The effects of this lifestyle
We’re definitely more self-reliant there is no question there. I’ll speak only for myself here but for me, this means 2 things. First I feel a lot freer to think. The best way that I can describe it is that by depending less on something or not at all, I feel like I can view it more impartially. For example, we depend wayyyyy less on industrial food production, so it’s much easier to judge it as the shit system producing shit food at the cost of the environment that it is. I can say this without feeling guilty because I don’t participate. Simply put, living in accordance to your principles gives you the moral high ground to judge with no restraint from subjective guilt. Not the humblest thing to say but it’s true. Fortunately or unfortunately, given the rebellious tendencies I’ve dragged with me since my teenage years, this often leads me to say “fuck the system” whatever that may be at the time of the conversation.
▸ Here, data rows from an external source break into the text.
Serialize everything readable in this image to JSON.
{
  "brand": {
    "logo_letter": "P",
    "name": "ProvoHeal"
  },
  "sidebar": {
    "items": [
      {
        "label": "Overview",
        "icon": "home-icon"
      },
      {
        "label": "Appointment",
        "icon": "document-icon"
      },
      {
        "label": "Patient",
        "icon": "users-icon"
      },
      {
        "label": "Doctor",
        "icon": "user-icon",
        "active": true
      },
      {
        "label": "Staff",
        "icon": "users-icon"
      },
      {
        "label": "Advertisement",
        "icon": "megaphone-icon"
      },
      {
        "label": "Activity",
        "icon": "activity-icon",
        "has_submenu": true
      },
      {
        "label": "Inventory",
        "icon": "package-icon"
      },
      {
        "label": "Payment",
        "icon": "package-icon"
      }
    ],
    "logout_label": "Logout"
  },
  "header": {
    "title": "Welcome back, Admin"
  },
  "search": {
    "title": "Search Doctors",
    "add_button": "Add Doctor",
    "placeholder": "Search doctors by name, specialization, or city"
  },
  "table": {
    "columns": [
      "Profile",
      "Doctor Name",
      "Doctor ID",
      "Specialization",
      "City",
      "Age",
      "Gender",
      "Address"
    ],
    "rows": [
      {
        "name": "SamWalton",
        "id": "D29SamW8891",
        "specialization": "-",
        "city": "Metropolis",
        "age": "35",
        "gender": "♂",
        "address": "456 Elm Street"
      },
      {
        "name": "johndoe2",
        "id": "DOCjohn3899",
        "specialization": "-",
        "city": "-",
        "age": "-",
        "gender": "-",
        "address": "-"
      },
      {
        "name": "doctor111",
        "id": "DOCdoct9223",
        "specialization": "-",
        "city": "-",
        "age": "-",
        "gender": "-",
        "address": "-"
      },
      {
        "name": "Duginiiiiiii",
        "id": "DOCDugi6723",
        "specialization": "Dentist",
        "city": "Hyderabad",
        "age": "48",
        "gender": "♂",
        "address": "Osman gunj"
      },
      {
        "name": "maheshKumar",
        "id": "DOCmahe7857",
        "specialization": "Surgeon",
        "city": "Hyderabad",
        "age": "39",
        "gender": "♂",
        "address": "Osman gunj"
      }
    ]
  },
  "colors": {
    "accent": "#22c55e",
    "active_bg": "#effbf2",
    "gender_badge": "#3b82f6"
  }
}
Industrial food, banks, some corporations, most politicians, stupid laws, globalization, greed, you name it. I don’t need to tone down my thinking anymore because the less I participate, the less interest I have in preserving a status quo I don’t like.
Adding to this, I’m also making a conscious effort to not engage any information that isn’t local. I’ve been pretty successful at turning off the myriad of ways in which world events can get to my brain. It’s liberating. Somehow today we are expected to worry and have opinions about everything happening around world. It’s unsustainable for my sanity to do this. This ties into many other discussions about globalization, the local movement and competition for attention in the information age. But for me right now, I call it quits. The same way we are successfully refocusing the cycles that sustain us to be more local, I am doing so with information. My new rules for news are: Can I verify the information? Could I do something about it? Letting myself be convinced that we need to bomb some new place certainly does not qualify as “doing something about it”. The same way I’m closing the door on the global world and all its global issues, I’m also making a conscious effort to open up to my community. Talking to people, helping, participating in community events, definitely having opinions on issues, et cetera. It’s not always easy because my week ends are precious time for projects but I try.
Another effect this lifestyle has on us is how much more rewarding we think everything is. We work a lot harder to get anything and it’s often in the context of lifetime accomplishments. For example, a warm house is the reward not only of wood that was cut, split & moved; it also means developing the ability, tools and strength to do it.
This is a still work in progress, we took a giant step last year but we still need to bring home more than a few cycles. We need to use the hay in the fields for the chickens, dig a root cellar, start seed saving. We need to plant more low maintenance edibles which could potentially bring in money down the road. Our vision is that in 3 years, the land is payed off. In 5 years, the house is finished. In 10 years we have all the edibles in the ground, and finally in 20 years we can cruise and consolidate everything into the least amount of work it would take to keep things going the way they are. At this point the land taxes are payed by projects on the land (selling blueberries? AirBNB cabin?), which also supplement our income. All our basic needs are covered by ourselves or trading locally and we don’t need much else. If we don’t have bills and don’t need to come up with money for taxes or basic needs, we’ll get to consider how much of an income we really need. I’ll be in my mid-50s, Nicole in her late 40s. But who knows, a lot can happen in 20 years.